HDLC or High-Level Data Link Control
High-Level Data Link Control, also know as HDLC, is a bit oriented, switched and non-switched protocol. It is a data link control protocol, and falls within layer 2, the Data Link Layer, of the Open Systems Interface(OSI) model.
HDLC is a protocol developed by the International Organization for Standardization(ISO). It falls under the ISO standards ISO 3309 and ISO 4335. It has found itself being used throughout the world. It has been so widely implemented because it supports both half duplex and full duplex communication lines, point to point(peer to peer) and multi-point networks, and switched or non-switched channels. The procedures outlined in HDLC are designed to permit synchronous, code-transparent data transmission. Other benefits of HDLC are that the control information is always in the same position, and specific bit patterns used for control differ dramatically from those in representing data, which reduces the chance of errors.
It has also led to many subsets. Two subsets widely in use are Synchronous Data Link Control(SDLC) and Link Access Procedure-Balanced(LAP-B).
This technical overview will be concerned with the following aspects of HDLC:

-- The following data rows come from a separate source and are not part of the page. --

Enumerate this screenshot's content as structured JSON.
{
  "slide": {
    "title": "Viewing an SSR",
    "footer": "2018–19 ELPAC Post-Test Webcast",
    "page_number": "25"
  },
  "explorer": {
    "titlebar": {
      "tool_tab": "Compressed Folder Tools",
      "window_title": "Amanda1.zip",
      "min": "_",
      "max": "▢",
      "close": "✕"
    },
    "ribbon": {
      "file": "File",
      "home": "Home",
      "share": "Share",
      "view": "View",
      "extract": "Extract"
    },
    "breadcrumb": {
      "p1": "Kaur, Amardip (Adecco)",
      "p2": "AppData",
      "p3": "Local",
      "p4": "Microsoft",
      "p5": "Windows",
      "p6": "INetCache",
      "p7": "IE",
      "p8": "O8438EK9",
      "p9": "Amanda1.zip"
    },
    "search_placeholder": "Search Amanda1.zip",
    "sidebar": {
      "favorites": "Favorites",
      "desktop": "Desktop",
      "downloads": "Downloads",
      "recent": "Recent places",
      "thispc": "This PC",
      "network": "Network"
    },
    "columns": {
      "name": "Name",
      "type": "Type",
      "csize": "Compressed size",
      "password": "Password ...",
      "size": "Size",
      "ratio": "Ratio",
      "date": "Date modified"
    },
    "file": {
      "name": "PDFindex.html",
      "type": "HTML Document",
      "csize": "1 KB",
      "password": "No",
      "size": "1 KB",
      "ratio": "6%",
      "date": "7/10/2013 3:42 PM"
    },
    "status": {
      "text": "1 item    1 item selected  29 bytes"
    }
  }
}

- Stations and Configurations
- Operational Modes
- Non-Operational Modes
- Frame Structure
- Commands and Responses
- HDLC Subsets(SDLC and LAPB)
HDLC STATIONS AND CONFIGURATIONS

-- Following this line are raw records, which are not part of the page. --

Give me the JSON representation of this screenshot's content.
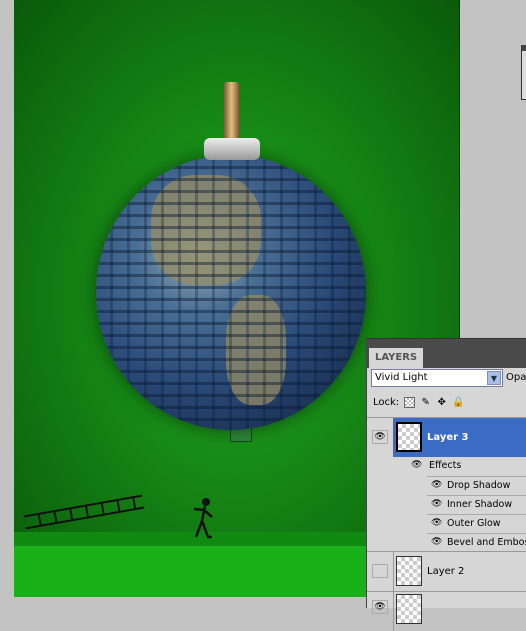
{
  "layers_panel": {
    "tab": "LAYERS",
    "blend_mode": "Vivid Light",
    "opacity_label": "Opac",
    "lock_label": "Lock:",
    "lock_icons": [
      "transparent-pixels-icon",
      "brush-icon",
      "move-icon",
      "lock-icon"
    ],
    "layers": [
      {
        "name": "Layer 3",
        "visible": true,
        "selected": true,
        "effects_label": "Effects",
        "effects": [
          "Drop Shadow",
          "Inner Shadow",
          "Outer Glow",
          "Bevel and Emboss"
        ]
      },
      {
        "name": "Layer 2",
        "visible": false,
        "selected": false
      },
      {
        "name": "",
        "visible": true,
        "selected": false
      }
    ]
  },
  "colors": {
    "selection": "#3a6cc4",
    "canvas_green": "#168a16"
  }
}
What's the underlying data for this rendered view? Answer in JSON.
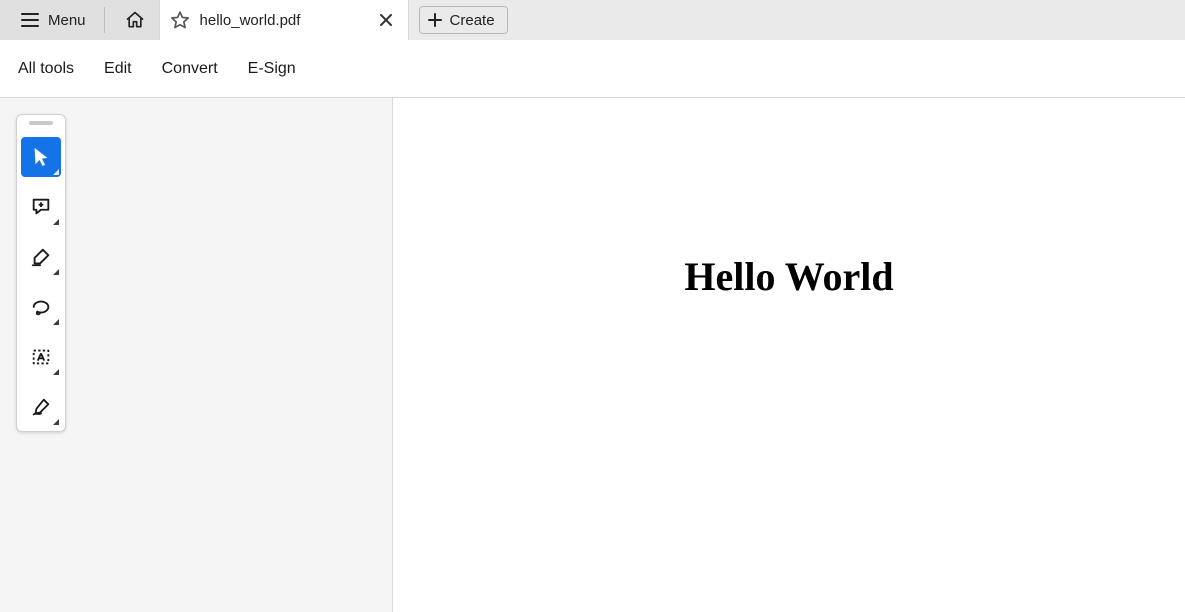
{
  "titlebar": {
    "menu_label": "Menu",
    "tab_title": "hello_world.pdf",
    "create_label": "Create"
  },
  "menubar": {
    "items": [
      "All tools",
      "Edit",
      "Convert",
      "E-Sign"
    ]
  },
  "toolbox": {
    "tools": [
      {
        "name": "select-tool",
        "active": true
      },
      {
        "name": "comment-tool",
        "active": false
      },
      {
        "name": "highlight-tool",
        "active": false
      },
      {
        "name": "draw-tool",
        "active": false
      },
      {
        "name": "text-box-tool",
        "active": false
      },
      {
        "name": "sign-tool",
        "active": false
      }
    ]
  },
  "document": {
    "content": "Hello World"
  }
}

HDLC specifies the following three types of stations for data link control:
- Primary Station
- Secondary Station
- Combined Station
Within a network using HDLC as it's data link protocol, if a configuration is used in which there is a primary station, it is used as the controlling station on the link. It has the responsibility of controlling all other stations on the link(usually secondary stations). Despite this important aspect of being on the link, the primary station is also responsible for the organization of data flow on the link. It also takes care of error recovery at the data link level(layer 2 of the OSI model).
If the data link protocol being used is HDLC, and a primary station is present, a secondary station must also be present on the data link. The secondary station is under the control of the primary station. It has no ability, or direct responsibility for controlling the link. It is only activated when requested by the primary station. It only responds to the primary station. The secondary station's frames are called responses. It can only send response frames when requested by the primary station.
A combined station is a combination of a primary and secondary station. On the link, all combined stations are able to send and receive commands and responses without any permission from any other stations on the link. Each combined station is in full control of itself, and does not rely on any other stations on the link. No other stations can control any combined station.
HDLC also defines three types of configurations for the three types of stations:
- Unbalanced Configuration
- Balanced Configuration
- Symmetrical Configuration
The unbalanced configuration in an HDLC link consists of a primary station and one or more secondary stations. The unbalanced occurs because one stations controls the other stations. In a unbalanced configurations, any of the following can be used:
- Full - Duplex or Half - Duplex operation
- Point to Point or Multi-point networks
The balanced configuration in an HDLC link consists of two or more combined stations. Each of the stations have equal and complimentary responsibility compared to each other. Balanced configurations can used only the following:
- Full -